(Records from a data source)
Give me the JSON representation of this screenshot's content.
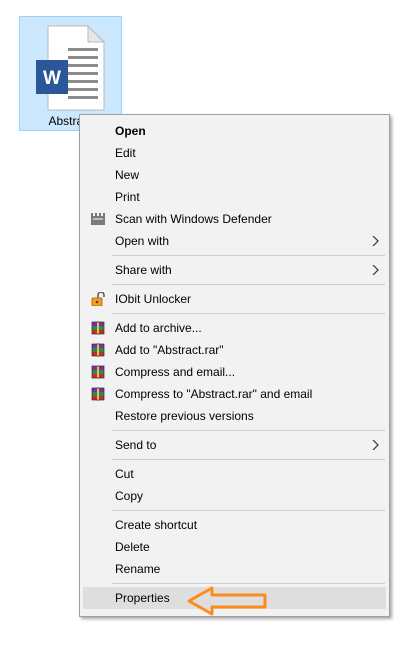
{
  "desktop": {
    "file": {
      "label": "Abstract",
      "icon": "word-document-icon",
      "badge_letter": "W",
      "colors": {
        "badge": "#2b579a",
        "selection_bg": "#cce8ff",
        "selection_border": "#99d1ff"
      }
    }
  },
  "context_menu": {
    "groups": [
      [
        {
          "label": "Open",
          "bold": true
        },
        {
          "label": "Edit"
        },
        {
          "label": "New"
        },
        {
          "label": "Print"
        },
        {
          "label": "Scan with Windows Defender",
          "icon": "windows-defender-icon"
        },
        {
          "label": "Open with",
          "submenu": true
        }
      ],
      [
        {
          "label": "Share with",
          "submenu": true
        }
      ],
      [
        {
          "label": "IObit Unlocker",
          "icon": "iobit-unlocker-icon"
        }
      ],
      [
        {
          "label": "Add to archive...",
          "icon": "winrar-icon"
        },
        {
          "label": "Add to \"Abstract.rar\"",
          "icon": "winrar-icon"
        },
        {
          "label": "Compress and email...",
          "icon": "winrar-icon"
        },
        {
          "label": "Compress to \"Abstract.rar\" and email",
          "icon": "winrar-icon"
        },
        {
          "label": "Restore previous versions"
        }
      ],
      [
        {
          "label": "Send to",
          "submenu": true
        }
      ],
      [
        {
          "label": "Cut"
        },
        {
          "label": "Copy"
        }
      ],
      [
        {
          "label": "Create shortcut"
        },
        {
          "label": "Delete"
        },
        {
          "label": "Rename"
        }
      ],
      [
        {
          "label": "Properties",
          "highlighted": true
        }
      ]
    ],
    "colors": {
      "background": "#f2f2f2",
      "border": "#a0a0a0",
      "highlight": "#dedede",
      "separator": "#cfcfcf"
    }
  },
  "annotation": {
    "icon": "arrow-left-icon",
    "color": "#ff8a1c",
    "points_to": "Properties"
  }
}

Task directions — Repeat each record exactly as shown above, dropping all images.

Task result —
Give me the JSON representation of this screenshot's content.
{
  "desktop": {
    "file": {
      "label": "Abstract",
      "icon": "word-document-icon",
      "badge_letter": "W",
      "colors": {
        "badge": "#2b579a",
        "selection_bg": "#cce8ff",
        "selection_border": "#99d1ff"
      }
    }
  },
  "context_menu": {
    "groups": [
      [
        {
          "label": "Open",
          "bold": true
        },
        {
          "label": "Edit"
        },
        {
          "label": "New"
        },
        {
          "label": "Print"
        },
        {
          "label": "Scan with Windows Defender",
          "icon": "windows-defender-icon"
        },
        {
          "label": "Open with",
          "submenu": true
        }
      ],
      [
        {
          "label": "Share with",
          "submenu": true
        }
      ],
      [
        {
          "label": "IObit Unlocker",
          "icon": "iobit-unlocker-icon"
        }
      ],
      [
        {
          "label": "Add to archive...",
          "icon": "winrar-icon"
        },
        {
          "label": "Add to \"Abstract.rar\"",
          "icon": "winrar-icon"
        },
        {
          "label": "Compress and email...",
          "icon": "winrar-icon"
        },
        {
          "label": "Compress to \"Abstract.rar\" and email",
          "icon": "winrar-icon"
        },
        {
          "label": "Restore previous versions"
        }
      ],
      [
        {
          "label": "Send to",
          "submenu": true
        }
      ],
      [
        {
          "label": "Cut"
        },
        {
          "label": "Copy"
        }
      ],
      [
        {
          "label": "Create shortcut"
        },
        {
          "label": "Delete"
        },
        {
          "label": "Rename"
        }
      ],
      [
        {
          "label": "Properties",
          "highlighted": true
        }
      ]
    ],
    "colors": {
      "background": "#f2f2f2",
      "border": "#a0a0a0",
      "highlight": "#dedede",
      "separator": "#cfcfcf"
    }
  },
  "annotation": {
    "icon": "arrow-left-icon",
    "color": "#ff8a1c",
    "points_to": "Properties"
  }
}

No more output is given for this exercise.